## Work instruction
Search the listing for the word "người" and return each line that contains it.
"""
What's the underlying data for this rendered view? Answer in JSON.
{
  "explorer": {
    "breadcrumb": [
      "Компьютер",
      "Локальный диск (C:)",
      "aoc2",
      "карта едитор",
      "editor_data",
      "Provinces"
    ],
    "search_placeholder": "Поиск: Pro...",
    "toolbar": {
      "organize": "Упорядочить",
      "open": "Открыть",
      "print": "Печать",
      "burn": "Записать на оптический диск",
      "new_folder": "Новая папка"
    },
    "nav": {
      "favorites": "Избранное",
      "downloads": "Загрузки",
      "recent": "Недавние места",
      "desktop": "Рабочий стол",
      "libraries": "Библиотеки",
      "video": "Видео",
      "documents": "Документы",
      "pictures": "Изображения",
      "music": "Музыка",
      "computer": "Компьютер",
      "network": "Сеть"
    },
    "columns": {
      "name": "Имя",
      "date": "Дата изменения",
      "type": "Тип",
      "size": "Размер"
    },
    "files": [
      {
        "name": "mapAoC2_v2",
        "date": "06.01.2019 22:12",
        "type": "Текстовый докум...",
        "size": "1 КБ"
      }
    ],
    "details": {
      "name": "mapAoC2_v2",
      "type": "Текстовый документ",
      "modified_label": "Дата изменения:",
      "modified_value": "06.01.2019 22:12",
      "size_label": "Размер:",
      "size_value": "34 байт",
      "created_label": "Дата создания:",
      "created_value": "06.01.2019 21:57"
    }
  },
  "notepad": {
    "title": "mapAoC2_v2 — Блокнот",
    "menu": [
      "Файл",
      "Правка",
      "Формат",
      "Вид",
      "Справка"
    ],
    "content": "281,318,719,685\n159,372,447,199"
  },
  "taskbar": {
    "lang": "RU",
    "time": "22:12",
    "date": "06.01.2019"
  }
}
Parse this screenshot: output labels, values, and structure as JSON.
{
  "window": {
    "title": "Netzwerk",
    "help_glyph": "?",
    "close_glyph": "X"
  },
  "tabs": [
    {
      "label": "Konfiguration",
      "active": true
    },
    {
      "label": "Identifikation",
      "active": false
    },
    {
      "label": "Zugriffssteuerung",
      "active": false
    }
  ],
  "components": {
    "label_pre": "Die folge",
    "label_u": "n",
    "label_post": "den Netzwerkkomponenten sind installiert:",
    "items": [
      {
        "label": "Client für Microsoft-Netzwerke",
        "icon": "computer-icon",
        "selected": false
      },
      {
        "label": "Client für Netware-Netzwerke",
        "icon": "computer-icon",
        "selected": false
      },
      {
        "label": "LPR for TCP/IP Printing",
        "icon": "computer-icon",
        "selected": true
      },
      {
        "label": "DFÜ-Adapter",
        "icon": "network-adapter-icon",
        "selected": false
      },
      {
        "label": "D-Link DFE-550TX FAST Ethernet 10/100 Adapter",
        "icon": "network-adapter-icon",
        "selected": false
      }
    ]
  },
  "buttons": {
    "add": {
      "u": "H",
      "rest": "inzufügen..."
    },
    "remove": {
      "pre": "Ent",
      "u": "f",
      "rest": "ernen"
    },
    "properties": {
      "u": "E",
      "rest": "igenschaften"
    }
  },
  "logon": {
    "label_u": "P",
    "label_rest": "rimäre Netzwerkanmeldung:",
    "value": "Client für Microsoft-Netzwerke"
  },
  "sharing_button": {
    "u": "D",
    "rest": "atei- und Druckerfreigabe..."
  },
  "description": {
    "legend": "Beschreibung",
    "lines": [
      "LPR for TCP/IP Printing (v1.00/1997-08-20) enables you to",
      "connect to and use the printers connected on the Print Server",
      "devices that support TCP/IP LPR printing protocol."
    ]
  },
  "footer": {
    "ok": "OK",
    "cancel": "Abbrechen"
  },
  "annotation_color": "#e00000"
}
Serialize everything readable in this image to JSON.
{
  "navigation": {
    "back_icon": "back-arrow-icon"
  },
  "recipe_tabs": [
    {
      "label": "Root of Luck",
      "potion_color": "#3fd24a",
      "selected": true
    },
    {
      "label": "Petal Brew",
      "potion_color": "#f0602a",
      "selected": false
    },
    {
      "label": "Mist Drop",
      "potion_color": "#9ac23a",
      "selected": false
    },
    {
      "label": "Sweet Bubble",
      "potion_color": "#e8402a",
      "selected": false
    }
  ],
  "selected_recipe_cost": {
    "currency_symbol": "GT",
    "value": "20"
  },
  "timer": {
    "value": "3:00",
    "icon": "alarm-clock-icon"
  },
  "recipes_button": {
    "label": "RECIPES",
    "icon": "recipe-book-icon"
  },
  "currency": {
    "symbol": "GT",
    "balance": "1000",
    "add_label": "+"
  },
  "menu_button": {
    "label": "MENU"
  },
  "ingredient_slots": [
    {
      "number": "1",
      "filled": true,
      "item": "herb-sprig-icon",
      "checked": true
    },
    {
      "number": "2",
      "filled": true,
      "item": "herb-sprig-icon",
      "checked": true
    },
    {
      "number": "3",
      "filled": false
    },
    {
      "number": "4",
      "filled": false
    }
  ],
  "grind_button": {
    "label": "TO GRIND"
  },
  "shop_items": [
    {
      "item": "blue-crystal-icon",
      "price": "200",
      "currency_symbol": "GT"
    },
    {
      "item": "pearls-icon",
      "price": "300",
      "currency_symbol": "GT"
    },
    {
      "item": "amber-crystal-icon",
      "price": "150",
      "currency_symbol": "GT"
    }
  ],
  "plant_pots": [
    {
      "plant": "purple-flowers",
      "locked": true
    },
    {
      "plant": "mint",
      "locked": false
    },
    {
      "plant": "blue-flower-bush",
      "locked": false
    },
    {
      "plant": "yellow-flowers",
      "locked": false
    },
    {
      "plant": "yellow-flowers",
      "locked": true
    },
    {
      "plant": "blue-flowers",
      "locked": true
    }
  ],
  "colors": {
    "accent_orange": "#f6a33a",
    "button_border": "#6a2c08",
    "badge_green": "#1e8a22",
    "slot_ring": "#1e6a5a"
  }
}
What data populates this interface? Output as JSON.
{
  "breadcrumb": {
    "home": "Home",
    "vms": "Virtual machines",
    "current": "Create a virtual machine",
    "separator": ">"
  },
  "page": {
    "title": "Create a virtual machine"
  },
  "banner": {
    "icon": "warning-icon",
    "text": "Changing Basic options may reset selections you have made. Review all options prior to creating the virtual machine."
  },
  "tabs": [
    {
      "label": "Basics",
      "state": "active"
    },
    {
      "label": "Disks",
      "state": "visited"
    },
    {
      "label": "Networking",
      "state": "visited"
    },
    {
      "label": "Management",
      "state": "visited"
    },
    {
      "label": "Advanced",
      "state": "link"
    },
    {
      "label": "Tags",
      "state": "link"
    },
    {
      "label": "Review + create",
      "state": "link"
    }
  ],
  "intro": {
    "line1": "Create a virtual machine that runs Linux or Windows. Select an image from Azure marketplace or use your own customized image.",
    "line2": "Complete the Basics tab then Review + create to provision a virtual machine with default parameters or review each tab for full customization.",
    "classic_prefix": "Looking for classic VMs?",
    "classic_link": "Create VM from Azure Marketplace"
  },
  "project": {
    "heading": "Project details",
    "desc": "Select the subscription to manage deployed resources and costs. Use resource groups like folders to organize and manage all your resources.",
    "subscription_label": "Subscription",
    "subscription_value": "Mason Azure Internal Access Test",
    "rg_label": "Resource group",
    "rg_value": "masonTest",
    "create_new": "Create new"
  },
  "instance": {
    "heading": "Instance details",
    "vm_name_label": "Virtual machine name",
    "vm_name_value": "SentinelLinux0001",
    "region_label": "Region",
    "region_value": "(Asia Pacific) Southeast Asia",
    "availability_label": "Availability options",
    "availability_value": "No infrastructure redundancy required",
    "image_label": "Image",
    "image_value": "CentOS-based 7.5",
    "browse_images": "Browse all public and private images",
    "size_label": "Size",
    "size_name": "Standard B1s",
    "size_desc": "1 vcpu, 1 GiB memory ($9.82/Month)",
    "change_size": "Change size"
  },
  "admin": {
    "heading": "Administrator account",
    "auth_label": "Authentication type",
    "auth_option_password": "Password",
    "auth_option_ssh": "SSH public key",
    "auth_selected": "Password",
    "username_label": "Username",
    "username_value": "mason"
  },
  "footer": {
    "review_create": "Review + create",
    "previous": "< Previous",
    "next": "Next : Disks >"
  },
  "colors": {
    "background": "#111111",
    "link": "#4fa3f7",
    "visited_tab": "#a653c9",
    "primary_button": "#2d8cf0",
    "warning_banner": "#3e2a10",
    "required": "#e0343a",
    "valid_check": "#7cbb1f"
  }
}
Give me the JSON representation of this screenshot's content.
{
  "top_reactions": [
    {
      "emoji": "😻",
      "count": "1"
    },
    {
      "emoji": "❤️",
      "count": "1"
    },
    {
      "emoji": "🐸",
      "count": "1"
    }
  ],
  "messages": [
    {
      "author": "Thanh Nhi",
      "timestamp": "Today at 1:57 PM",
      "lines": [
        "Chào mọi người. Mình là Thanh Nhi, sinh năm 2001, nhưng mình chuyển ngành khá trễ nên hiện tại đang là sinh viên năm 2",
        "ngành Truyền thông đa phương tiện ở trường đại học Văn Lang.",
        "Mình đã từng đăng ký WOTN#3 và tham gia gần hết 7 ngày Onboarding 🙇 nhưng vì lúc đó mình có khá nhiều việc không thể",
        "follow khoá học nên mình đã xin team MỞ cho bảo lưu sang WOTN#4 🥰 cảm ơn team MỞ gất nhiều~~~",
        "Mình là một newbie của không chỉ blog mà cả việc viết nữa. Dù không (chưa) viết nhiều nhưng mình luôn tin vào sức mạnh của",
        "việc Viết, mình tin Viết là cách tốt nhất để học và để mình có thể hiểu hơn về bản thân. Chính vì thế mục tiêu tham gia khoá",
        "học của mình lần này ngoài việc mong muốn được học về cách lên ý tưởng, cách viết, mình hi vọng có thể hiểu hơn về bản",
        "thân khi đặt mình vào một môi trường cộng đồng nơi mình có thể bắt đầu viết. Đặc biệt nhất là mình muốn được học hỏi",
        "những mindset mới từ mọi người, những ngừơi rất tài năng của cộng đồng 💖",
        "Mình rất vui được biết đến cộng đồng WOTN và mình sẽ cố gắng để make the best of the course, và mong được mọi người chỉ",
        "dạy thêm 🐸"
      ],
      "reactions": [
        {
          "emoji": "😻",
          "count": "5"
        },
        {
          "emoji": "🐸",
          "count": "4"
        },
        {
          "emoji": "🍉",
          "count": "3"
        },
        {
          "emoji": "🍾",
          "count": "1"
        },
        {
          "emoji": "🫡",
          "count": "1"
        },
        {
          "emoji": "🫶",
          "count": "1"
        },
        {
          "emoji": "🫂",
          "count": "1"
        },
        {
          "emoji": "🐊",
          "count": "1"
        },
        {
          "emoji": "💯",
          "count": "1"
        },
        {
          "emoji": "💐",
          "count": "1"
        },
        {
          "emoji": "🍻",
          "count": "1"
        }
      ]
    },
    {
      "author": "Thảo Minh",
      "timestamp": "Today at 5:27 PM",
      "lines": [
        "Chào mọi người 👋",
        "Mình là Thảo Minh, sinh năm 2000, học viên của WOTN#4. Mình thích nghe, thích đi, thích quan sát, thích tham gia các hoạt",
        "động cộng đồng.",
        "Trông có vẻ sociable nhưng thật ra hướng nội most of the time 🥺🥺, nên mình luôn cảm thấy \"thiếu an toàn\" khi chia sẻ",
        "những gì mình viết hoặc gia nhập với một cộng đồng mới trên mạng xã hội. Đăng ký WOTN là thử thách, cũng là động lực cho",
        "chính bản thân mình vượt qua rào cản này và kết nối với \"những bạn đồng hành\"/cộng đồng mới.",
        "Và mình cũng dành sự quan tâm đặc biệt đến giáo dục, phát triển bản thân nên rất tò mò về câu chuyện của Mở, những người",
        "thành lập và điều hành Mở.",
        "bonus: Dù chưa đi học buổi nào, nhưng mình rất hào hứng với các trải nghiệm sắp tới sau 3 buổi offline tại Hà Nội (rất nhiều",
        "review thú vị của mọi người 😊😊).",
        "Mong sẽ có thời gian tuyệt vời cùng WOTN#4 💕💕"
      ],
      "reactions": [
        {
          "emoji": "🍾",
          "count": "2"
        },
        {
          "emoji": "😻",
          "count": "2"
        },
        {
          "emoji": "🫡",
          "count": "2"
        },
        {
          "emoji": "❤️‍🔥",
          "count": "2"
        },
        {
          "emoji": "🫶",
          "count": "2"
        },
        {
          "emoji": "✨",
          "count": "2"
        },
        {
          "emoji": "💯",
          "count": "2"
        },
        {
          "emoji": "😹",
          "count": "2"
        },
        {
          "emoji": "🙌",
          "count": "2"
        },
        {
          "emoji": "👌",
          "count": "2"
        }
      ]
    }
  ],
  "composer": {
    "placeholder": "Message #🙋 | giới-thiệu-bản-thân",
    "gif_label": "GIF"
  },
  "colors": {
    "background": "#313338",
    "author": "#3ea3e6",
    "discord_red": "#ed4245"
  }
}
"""
## Answer to this problem
        "Chào mọi người. Mình là Thanh Nhi, sinh năm 2001, nhưng mình chuyển ngành khá trễ nên hiện tại đang là sinh viên năm 2",
        "những mindset mới từ mọi người, những ngừơi rất tài năng của cộng đồng 💖",
        "Mình rất vui được biết đến cộng đồng WOTN và mình sẽ cố gắng để make the best of the course, và mong được mọi người chỉ",
        "Chào mọi người 👋",
        "Và mình cũng dành sự quan tâm đặc biệt đến giáo dục, phát triển bản thân nên rất tò mò về câu chuyện của Mở, những người",
        "review thú vị của mọi người 😊😊).",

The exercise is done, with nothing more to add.